** Opening MATERIAL PROVIDED block **

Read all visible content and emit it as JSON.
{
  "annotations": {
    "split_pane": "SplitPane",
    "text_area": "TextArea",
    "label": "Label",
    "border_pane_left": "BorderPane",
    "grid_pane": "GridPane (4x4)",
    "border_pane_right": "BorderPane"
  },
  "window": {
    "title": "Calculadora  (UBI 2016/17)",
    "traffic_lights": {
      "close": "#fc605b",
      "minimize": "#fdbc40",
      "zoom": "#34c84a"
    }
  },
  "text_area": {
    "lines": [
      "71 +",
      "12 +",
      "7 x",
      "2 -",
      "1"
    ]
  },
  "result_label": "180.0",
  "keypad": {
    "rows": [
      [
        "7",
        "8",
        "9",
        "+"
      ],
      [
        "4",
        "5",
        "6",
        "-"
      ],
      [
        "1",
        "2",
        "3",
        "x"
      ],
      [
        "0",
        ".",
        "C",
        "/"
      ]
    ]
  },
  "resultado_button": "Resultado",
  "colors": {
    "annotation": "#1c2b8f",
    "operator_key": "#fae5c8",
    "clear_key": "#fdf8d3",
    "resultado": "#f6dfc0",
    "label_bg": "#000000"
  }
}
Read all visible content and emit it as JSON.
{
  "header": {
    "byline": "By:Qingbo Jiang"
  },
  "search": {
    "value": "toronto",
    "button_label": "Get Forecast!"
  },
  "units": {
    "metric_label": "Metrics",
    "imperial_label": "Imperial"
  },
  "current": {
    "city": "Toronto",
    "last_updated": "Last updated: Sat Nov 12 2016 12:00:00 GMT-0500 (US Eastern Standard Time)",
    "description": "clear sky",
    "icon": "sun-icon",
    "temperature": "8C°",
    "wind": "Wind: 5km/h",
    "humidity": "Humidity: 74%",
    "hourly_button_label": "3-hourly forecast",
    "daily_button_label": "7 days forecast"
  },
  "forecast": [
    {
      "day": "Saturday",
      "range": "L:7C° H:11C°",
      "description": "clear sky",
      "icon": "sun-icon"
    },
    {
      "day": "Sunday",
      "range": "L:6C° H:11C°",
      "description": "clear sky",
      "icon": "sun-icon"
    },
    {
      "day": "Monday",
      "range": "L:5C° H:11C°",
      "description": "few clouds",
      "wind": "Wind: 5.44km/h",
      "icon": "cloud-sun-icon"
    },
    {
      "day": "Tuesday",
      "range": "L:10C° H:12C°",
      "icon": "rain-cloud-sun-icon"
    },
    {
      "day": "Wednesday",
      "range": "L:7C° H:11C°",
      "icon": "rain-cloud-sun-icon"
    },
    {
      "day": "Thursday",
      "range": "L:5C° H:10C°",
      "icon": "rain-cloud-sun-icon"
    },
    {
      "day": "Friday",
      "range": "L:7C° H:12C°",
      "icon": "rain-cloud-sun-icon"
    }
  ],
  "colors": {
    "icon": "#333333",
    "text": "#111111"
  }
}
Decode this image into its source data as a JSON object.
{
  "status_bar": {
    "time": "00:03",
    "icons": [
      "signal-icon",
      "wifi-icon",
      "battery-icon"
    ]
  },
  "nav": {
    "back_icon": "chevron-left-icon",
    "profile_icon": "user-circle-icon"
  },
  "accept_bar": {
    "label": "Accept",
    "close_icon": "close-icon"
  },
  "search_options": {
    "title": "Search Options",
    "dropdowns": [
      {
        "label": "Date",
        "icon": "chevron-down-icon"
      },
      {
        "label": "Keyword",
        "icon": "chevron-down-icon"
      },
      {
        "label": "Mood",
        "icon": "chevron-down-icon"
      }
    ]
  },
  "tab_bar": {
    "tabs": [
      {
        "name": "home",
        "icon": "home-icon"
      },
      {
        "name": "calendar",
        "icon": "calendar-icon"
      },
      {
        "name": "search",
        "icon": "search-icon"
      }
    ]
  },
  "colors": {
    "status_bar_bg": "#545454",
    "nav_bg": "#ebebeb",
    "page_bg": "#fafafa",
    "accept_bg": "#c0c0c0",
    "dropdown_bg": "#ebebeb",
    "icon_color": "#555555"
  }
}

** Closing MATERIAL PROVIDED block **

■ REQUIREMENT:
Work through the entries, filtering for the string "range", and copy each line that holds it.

■ ANSWER TO THIS EXERCISE:
      "range": "L:7C° H:11C°",
      "range": "L:6C° H:11C°",
      "range": "L:5C° H:11C°",
      "range": "L:10C° H:12C°",
      "range": "L:7C° H:11C°",
      "range": "L:5C° H:10C°",
      "range": "L:7C° H:12C°",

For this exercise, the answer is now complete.